Six weeks after it first promised a revamped add-ons site for its Firefox browser, Mozilla officially launched a streamlined version that touts a beginner's list of extensions.
Mozilla did not, however, cull the more than 2,200 extensions offered by the site to the "couple hundred" as it pledged to do early last month.
The revised add-ons site was supposed to go live 12 February, but the launch was stymied numerous times by bugs and an inability of Mozilla's back-end infrastructure to handle the projected load. Several rolling release dates came and went last month and this month, but each time Mozilla failed to pull the trigger, citing poor server performance in several cases.
"Most of the issue is that we simply have a difficult time reproducing the massive amount of traffic that comes into the site on a daily basis," Mozilla engineer Justin Fitzhugh said. "This, coupled with the complexity of a complete application rewrite, has kept us from formally releasing."
Mozilla actually took the add-on site -- which offers Firefox, Thunderbird, SeaMonkey and Sunbird extensions, themes and other tools -- live on Monday without an announcement.

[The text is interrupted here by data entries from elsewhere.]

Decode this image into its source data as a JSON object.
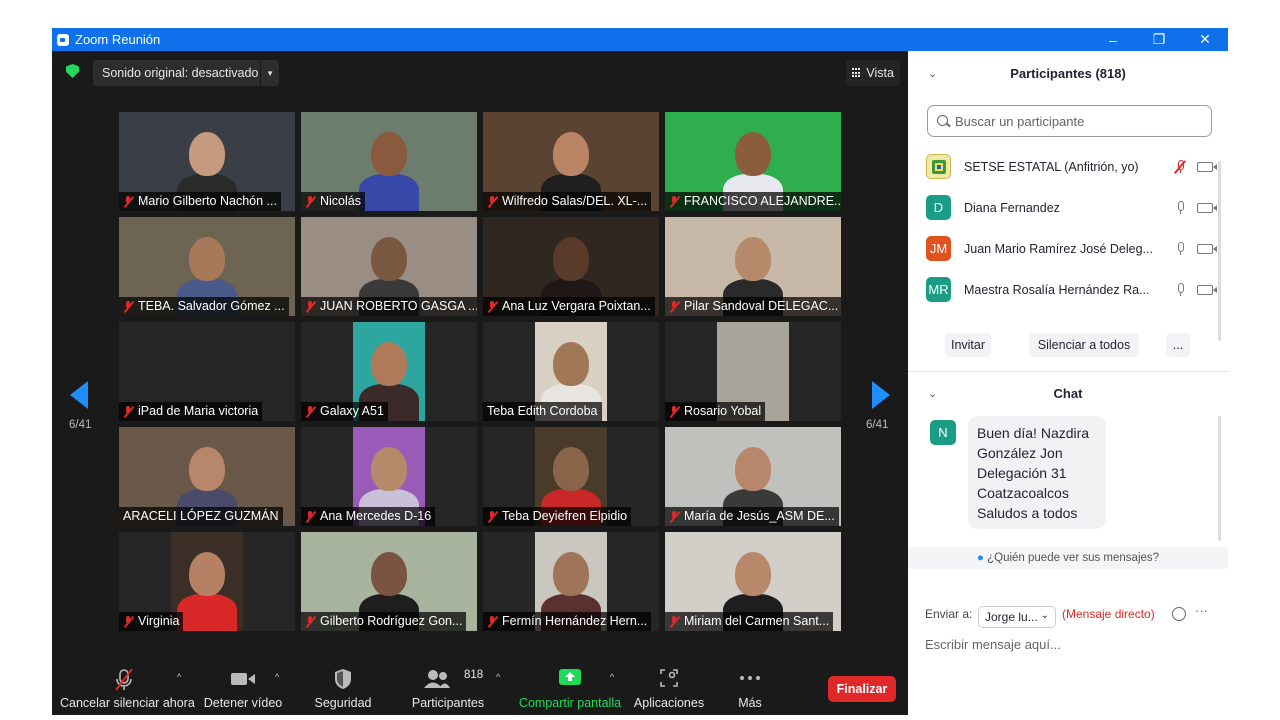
{
  "window": {
    "title": "Zoom Reunión",
    "controls": [
      "–",
      "❐",
      "✕"
    ]
  },
  "topbar": {
    "sound": "Sonido original: desactivado",
    "view": "Vista"
  },
  "pager": {
    "left": "6/41",
    "right": "6/41"
  },
  "tiles": [
    {
      "name": "Mario Gilberto Nachón ...",
      "muted": true,
      "bg": "#3a3f47",
      "skin": "#c69a7e",
      "shirt": "#2a2a2a"
    },
    {
      "name": "Nicolás",
      "muted": true,
      "bg": "#6c7d6e",
      "skin": "#8a5a3e",
      "shirt": "#3648a8"
    },
    {
      "name": "Wilfredo Salas/DEL. XL-...",
      "muted": true,
      "bg": "#5a4330",
      "skin": "#b98565",
      "shirt": "#1e1e1e"
    },
    {
      "name": "FRANCISCO ALEJANDRE...",
      "muted": true,
      "bg": "#2fae4e",
      "skin": "#8c5c3e",
      "shirt": "#e8e8f0"
    },
    {
      "name": "TEBA. Salvador Gómez ...",
      "muted": true,
      "bg": "#6e6452",
      "skin": "#a8785a",
      "shirt": "#4a5a8a"
    },
    {
      "name": "JUAN ROBERTO GASGA ...",
      "muted": true,
      "bg": "#9a8e84",
      "skin": "#7a5840",
      "shirt": "#3a3a3a"
    },
    {
      "name": "Ana Luz Vergara Poixtan...",
      "muted": true,
      "bg": "#302820",
      "skin": "#5a3a28",
      "shirt": "#201816"
    },
    {
      "name": "Pilar Sandoval DELEGAC...",
      "muted": true,
      "bg": "#c8b8a8",
      "skin": "#b58a6a",
      "shirt": "#2a2a2a"
    },
    {
      "name": "iPad de Maria victoria",
      "muted": true,
      "bg": "#262626",
      "skin": "",
      "shirt": ""
    },
    {
      "name": "Galaxy A51",
      "muted": true,
      "bg": "#2ea6a0",
      "skin": "#b07a5a",
      "shirt": "#3a2a2a"
    },
    {
      "name": "Teba Edith Cordoba",
      "muted": false,
      "bg": "#d8d0c2",
      "skin": "#a07858",
      "shirt": "#e8e4e0"
    },
    {
      "name": "Rosario Yobal",
      "muted": true,
      "bg": "#a8a49a",
      "skin": "",
      "shirt": ""
    },
    {
      "name": "ARACELI LÓPEZ GUZMÁN",
      "muted": false,
      "bg": "#6a5848",
      "skin": "#b8866a",
      "shirt": "#4a4a6a"
    },
    {
      "name": "Ana Mercedes D-16",
      "muted": true,
      "bg": "#9a5ab8",
      "skin": "#b58a6a",
      "shirt": "#c8c0d8"
    },
    {
      "name": "Teba Deyiefren Elpidio",
      "muted": true,
      "bg": "#4a3a2a",
      "skin": "#8a6448",
      "shirt": "#c82828"
    },
    {
      "name": "María de Jesús_ASM DE...",
      "muted": true,
      "bg": "#c0c0bc",
      "skin": "#b8866a",
      "shirt": "#3a3a3a"
    },
    {
      "name": "Virginia",
      "muted": true,
      "bg": "#3a2e26",
      "skin": "#b58064",
      "shirt": "#d82828"
    },
    {
      "name": "Gilberto Rodríguez Gon...",
      "muted": true,
      "bg": "#a8b49e",
      "skin": "#7a5440",
      "shirt": "#1e1e1e"
    },
    {
      "name": "Fermín Hernández Hern...",
      "muted": true,
      "bg": "#cac6c0",
      "skin": "#a07458",
      "shirt": "#5a3030"
    },
    {
      "name": "Miriam del Carmen Sant...",
      "muted": true,
      "bg": "#d2cec8",
      "skin": "#b8886a",
      "shirt": "#1e1e1e"
    }
  ],
  "toolbar": {
    "unmute": "Cancelar silenciar ahora",
    "video": "Detener vídeo",
    "security": "Seguridad",
    "participants": "Participantes",
    "participants_count": "818",
    "share": "Compartir pantalla",
    "apps": "Aplicaciones",
    "more": "Más",
    "end": "Finalizar"
  },
  "participants_panel": {
    "title": "Participantes (818)",
    "search_placeholder": "Buscar un participante",
    "rows": [
      {
        "initials": "",
        "color": "#f0e8a8",
        "name": "SETSE ESTATAL (Anfitrión, yo)",
        "mic_off": true
      },
      {
        "initials": "D",
        "color": "#1b9c85",
        "name": "Diana Fernandez",
        "mic_off": false
      },
      {
        "initials": "JM",
        "color": "#e0521e",
        "name": "Juan Mario Ramírez José Deleg...",
        "mic_off": false
      },
      {
        "initials": "MR",
        "color": "#1b9c85",
        "name": "Maestra Rosalía Hernández Ra...",
        "mic_off": false
      }
    ],
    "invite": "Invitar",
    "mute_all": "Silenciar a todos",
    "more": "..."
  },
  "chat_panel": {
    "title": "Chat",
    "message_avatar": "N",
    "message_lines": [
      "Buen día! Nazdira",
      "González Jon",
      "Delegación 31",
      "Coatzacoalcos",
      "Saludos a todos"
    ],
    "who_can_see": "¿Quién puede ver sus mensajes?",
    "send_to_label": "Enviar a:",
    "send_to_value": "Jorge lu...",
    "direct": "(Mensaje directo)",
    "input_placeholder": "Escribir mensaje aquí..."
  },
  "colors": {
    "title_bar": "#0e71eb",
    "accent_blue": "#1f8efa",
    "end_red": "#e02828",
    "share_green": "#23d959"
  }
}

New features include improved search, user reviews and ratings for add-ons, additional developer tools and support for nine non-English languages, including French, German, Japanese, Russian and Spanish.
In February, Mike Shaver, Mozilla's technology strategist, said the site overhaul would include a dramatic winnowing of the 2,000-plus extensions then included in the database. "We're trying to tighten up the extensions," Shaver said at the time, "especially for new first-time users."
The original idea was to offer only a few hundred proven and up-to-date extensions for download from the main site, then shunt all the rest to a so-called sandbox where they would remain until promoted by users' recommendations. New extensions would also appear first in the sandbox.
However, Firefox's new site does feature a "Recommended Add-ons" page that includes 24 of the most popular browser extensions. Last month, Shaver said one of the revamp's goals was to make it easier for Firefox beginners to find the most worthwhile and useful add-ons. Among the recommended: ChatZilla, Download Statusbar, FoxyTunes and Greasemonkey.
In other Firefox news, Mozilla released the Alpha 3 version of Firefox 3.0, Gran Paradiso, last Friday. The update, which adds several new back-end functions, including support for animated PNG images and a new optional warning that will alert users when a web site tries to redirect the browser to another URL, can be downloaded from the Mozilla site.
Like the two previous Gran Paradiso alpha builds, this one does not sport any of the planned interface changes for Firefox 3.0, which will ship before the end of the year.